## ABOUT THIS TASK
Every record must be repeated precisely as it stands.

## Interface dataset entries
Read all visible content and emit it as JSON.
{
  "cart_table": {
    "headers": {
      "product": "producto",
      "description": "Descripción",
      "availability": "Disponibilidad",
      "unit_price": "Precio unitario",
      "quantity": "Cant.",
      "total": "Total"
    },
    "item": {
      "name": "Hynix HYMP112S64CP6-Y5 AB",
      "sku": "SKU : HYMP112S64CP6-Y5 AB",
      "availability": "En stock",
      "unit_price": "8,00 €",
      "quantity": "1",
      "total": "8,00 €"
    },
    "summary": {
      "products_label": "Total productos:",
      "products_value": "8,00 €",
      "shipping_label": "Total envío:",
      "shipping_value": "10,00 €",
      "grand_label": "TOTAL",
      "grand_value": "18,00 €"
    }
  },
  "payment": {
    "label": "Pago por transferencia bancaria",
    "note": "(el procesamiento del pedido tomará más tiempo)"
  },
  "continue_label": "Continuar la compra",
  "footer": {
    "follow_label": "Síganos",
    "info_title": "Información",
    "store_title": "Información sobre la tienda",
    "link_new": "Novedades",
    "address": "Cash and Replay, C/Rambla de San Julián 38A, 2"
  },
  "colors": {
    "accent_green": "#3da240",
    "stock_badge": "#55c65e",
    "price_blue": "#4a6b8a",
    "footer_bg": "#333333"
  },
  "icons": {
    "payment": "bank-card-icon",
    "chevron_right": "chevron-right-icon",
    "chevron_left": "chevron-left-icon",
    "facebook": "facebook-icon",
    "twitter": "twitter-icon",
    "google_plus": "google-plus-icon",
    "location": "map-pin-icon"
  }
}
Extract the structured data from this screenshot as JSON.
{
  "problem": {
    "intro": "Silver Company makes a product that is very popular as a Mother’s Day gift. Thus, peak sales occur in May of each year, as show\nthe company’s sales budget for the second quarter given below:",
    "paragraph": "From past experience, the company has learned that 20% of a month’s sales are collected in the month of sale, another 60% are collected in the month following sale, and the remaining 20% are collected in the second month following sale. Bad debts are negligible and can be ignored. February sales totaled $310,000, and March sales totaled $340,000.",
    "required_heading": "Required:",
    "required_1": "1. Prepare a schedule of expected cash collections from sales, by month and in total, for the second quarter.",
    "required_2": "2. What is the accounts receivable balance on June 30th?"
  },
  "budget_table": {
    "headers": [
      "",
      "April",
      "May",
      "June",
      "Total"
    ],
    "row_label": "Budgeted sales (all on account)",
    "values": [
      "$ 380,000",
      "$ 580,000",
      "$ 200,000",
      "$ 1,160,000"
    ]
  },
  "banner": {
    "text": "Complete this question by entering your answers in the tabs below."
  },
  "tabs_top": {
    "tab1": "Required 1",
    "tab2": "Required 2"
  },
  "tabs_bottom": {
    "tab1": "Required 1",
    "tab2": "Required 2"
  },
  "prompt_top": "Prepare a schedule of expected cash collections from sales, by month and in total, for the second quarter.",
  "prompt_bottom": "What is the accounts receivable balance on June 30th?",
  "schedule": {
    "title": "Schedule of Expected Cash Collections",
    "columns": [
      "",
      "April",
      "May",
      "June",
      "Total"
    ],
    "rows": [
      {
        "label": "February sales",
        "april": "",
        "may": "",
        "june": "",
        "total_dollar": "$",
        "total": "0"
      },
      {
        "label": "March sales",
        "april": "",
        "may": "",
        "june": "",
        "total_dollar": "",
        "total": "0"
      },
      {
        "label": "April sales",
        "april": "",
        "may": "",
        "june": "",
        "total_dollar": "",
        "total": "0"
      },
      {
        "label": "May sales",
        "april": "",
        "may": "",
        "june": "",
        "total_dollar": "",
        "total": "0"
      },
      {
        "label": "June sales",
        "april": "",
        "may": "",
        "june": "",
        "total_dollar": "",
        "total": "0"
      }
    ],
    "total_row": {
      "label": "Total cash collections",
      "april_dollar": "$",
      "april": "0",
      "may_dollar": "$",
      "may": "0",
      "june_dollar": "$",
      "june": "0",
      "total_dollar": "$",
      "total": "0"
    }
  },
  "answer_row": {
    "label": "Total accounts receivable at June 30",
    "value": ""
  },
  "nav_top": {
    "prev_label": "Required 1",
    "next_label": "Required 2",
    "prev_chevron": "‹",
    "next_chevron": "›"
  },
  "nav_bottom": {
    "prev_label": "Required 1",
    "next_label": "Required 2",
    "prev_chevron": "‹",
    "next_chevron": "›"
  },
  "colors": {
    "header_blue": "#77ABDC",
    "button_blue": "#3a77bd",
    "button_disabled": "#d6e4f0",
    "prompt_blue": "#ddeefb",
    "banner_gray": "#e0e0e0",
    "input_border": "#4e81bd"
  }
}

## WRITTEN RESPONSE
Read all visible content and emit it as JSON.
{
  "cart_table": {
    "headers": {
      "product": "producto",
      "description": "Descripción",
      "availability": "Disponibilidad",
      "unit_price": "Precio unitario",
      "quantity": "Cant.",
      "total": "Total"
    },
    "item": {
      "name": "Hynix HYMP112S64CP6-Y5 AB",
      "sku": "SKU : HYMP112S64CP6-Y5 AB",
      "availability": "En stock",
      "unit_price": "8,00 €",
      "quantity": "1",
      "total": "8,00 €"
    },
    "summary": {
      "products_label": "Total productos:",
      "products_value": "8,00 €",
      "shipping_label": "Total envío:",
      "shipping_value": "10,00 €",
      "grand_label": "TOTAL",
      "grand_value": "18,00 €"
    }
  },
  "payment": {
    "label": "Pago por transferencia bancaria",
    "note": "(el procesamiento del pedido tomará más tiempo)"
  },
  "continue_label": "Continuar la compra",
  "footer": {
    "follow_label": "Síganos",
    "info_title": "Información",
    "store_title": "Información sobre la tienda",
    "link_new": "Novedades",
    "address": "Cash and Replay, C/Rambla de San Julián 38A, 2"
  },
  "colors": {
    "accent_green": "#3da240",
    "stock_badge": "#55c65e",
    "price_blue": "#4a6b8a",
    "footer_bg": "#333333"
  },
  "icons": {
    "payment": "bank-card-icon",
    "chevron_right": "chevron-right-icon",
    "chevron_left": "chevron-left-icon",
    "facebook": "facebook-icon",
    "twitter": "twitter-icon",
    "google_plus": "google-plus-icon",
    "location": "map-pin-icon"
  }
}
Extract the structured data from this screenshot as JSON.
{
  "problem": {
    "intro": "Silver Company makes a product that is very popular as a Mother’s Day gift. Thus, peak sales occur in May of each year, as show\nthe company’s sales budget for the second quarter given below:",
    "paragraph": "From past experience, the company has learned that 20% of a month’s sales are collected in the month of sale, another 60% are collected in the month following sale, and the remaining 20% are collected in the second month following sale. Bad debts are negligible and can be ignored. February sales totaled $310,000, and March sales totaled $340,000.",
    "required_heading": "Required:",
    "required_1": "1. Prepare a schedule of expected cash collections from sales, by month and in total, for the second quarter.",
    "required_2": "2. What is the accounts receivable balance on June 30th?"
  },
  "budget_table": {
    "headers": [
      "",
      "April",
      "May",
      "June",
      "Total"
    ],
    "row_label": "Budgeted sales (all on account)",
    "values": [
      "$ 380,000",
      "$ 580,000",
      "$ 200,000",
      "$ 1,160,000"
    ]
  },
  "banner": {
    "text": "Complete this question by entering your answers in the tabs below."
  },
  "tabs_top": {
    "tab1": "Required 1",
    "tab2": "Required 2"
  },
  "tabs_bottom": {
    "tab1": "Required 1",
    "tab2": "Required 2"
  },
  "prompt_top": "Prepare a schedule of expected cash collections from sales, by month and in total, for the second quarter.",
  "prompt_bottom": "What is the accounts receivable balance on June 30th?",
  "schedule": {
    "title": "Schedule of Expected Cash Collections",
    "columns": [
      "",
      "April",
      "May",
      "June",
      "Total"
    ],
    "rows": [
      {
        "label": "February sales",
        "april": "",
        "may": "",
        "june": "",
        "total_dollar": "$",
        "total": "0"
      },
      {
        "label": "March sales",
        "april": "",
        "may": "",
        "june": "",
        "total_dollar": "",
        "total": "0"
      },
      {
        "label": "April sales",
        "april": "",
        "may": "",
        "june": "",
        "total_dollar": "",
        "total": "0"
      },
      {
        "label": "May sales",
        "april": "",
        "may": "",
        "june": "",
        "total_dollar": "",
        "total": "0"
      },
      {
        "label": "June sales",
        "april": "",
        "may": "",
        "june": "",
        "total_dollar": "",
        "total": "0"
      }
    ],
    "total_row": {
      "label": "Total cash collections",
      "april_dollar": "$",
      "april": "0",
      "may_dollar": "$",
      "may": "0",
      "june_dollar": "$",
      "june": "0",
      "total_dollar": "$",
      "total": "0"
    }
  },
  "answer_row": {
    "label": "Total accounts receivable at June 30",
    "value": ""
  },
  "nav_top": {
    "prev_label": "Required 1",
    "next_label": "Required 2",
    "prev_chevron": "‹",
    "next_chevron": "›"
  },
  "nav_bottom": {
    "prev_label": "Required 1",
    "next_label": "Required 2",
    "prev_chevron": "‹",
    "next_chevron": "›"
  },
  "colors": {
    "header_blue": "#77ABDC",
    "button_blue": "#3a77bd",
    "button_disabled": "#d6e4f0",
    "prompt_blue": "#ddeefb",
    "banner_gray": "#e0e0e0",
    "input_border": "#4e81bd"
  }
}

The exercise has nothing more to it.